There are a loads of activities to enjoy in Stanley Park, from hiking, to playing with your kids at one of the many playgrounds, to visiting the Vancouver Aquarium. It should come as no surprise that Trip Advisor named it “The Top Park in the World” in 2014. But if you’re at all able, you really need to rent a bike in the park and ride. You’ll pass lakes and totem poles. You’ll glide through half a million trees. And best of all, after a long, gradual climb to the top of the park, you’ll coast down to the sea wall, the “world’s longest uninterrupted waterfront path,” a paved, multi-trail right along the water. You just don’t have this experience in most city parks – rolling along a gorgeous waterway, with a beautiful view of the North Shore mountains and Lions Gate Bridge. If you’re feeling peppy, of course, you can keep on riding all the way to False Creek, Science World and Granville Island.

Stanley Park defies expectations – or at least, my own expectations of what a city park can be. Is it city, is it country? For me, it’s all rock and roll. 😊

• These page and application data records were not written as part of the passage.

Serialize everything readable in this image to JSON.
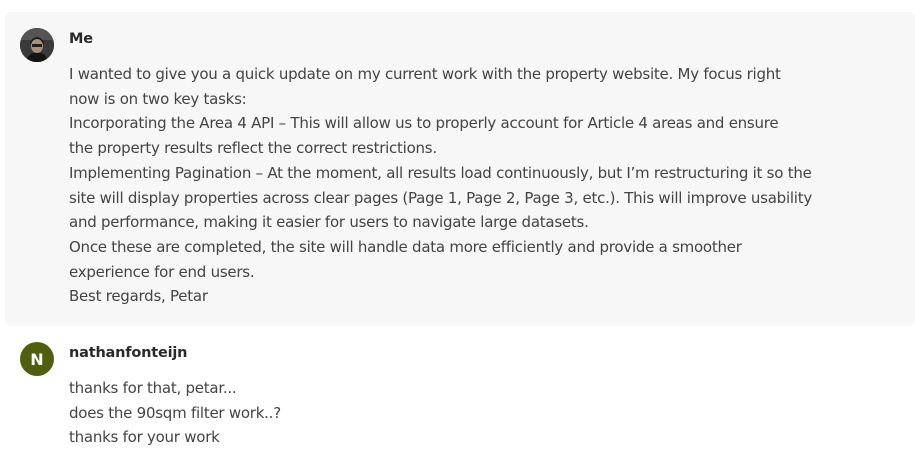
{
  "messages": [
    {
      "author": "Me",
      "avatar": {
        "type": "photo",
        "icon": "user-photo-icon"
      },
      "lines": [
        "I wanted to give you a quick update on my current work with the property website. My focus right",
        "now is on two key tasks:",
        "Incorporating the Area 4 API – This will allow us to properly account for Article 4 areas and ensure",
        "the property results reflect the correct restrictions.",
        "Implementing Pagination – At the moment, all results load continuously, but I’m restructuring it so the",
        "site will display properties across clear pages (Page 1, Page 2, Page 3, etc.). This will improve usability",
        "and performance, making it easier for users to navigate large datasets.",
        "Once these are completed, the site will handle data more efficiently and provide a smoother",
        "experience for end users.",
        "Best regards, Petar"
      ]
    },
    {
      "author": "nathanfonteijn",
      "avatar": {
        "type": "initial",
        "initial": "N",
        "color": "#4f5f0e"
      },
      "lines": [
        "thanks for that, petar...",
        "does the 90sqm filter work..?",
        "thanks for your work"
      ]
    }
  ]
}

(City parks are like people. They’re often more than you expect. Or less. The point is expectations are made to be discarded, like tissue. The real trick is bring an open mind to wherever you travel and whomever you meet. I’m guessing you’ll be surprised at what you discover when you greet each new experience without preconception.)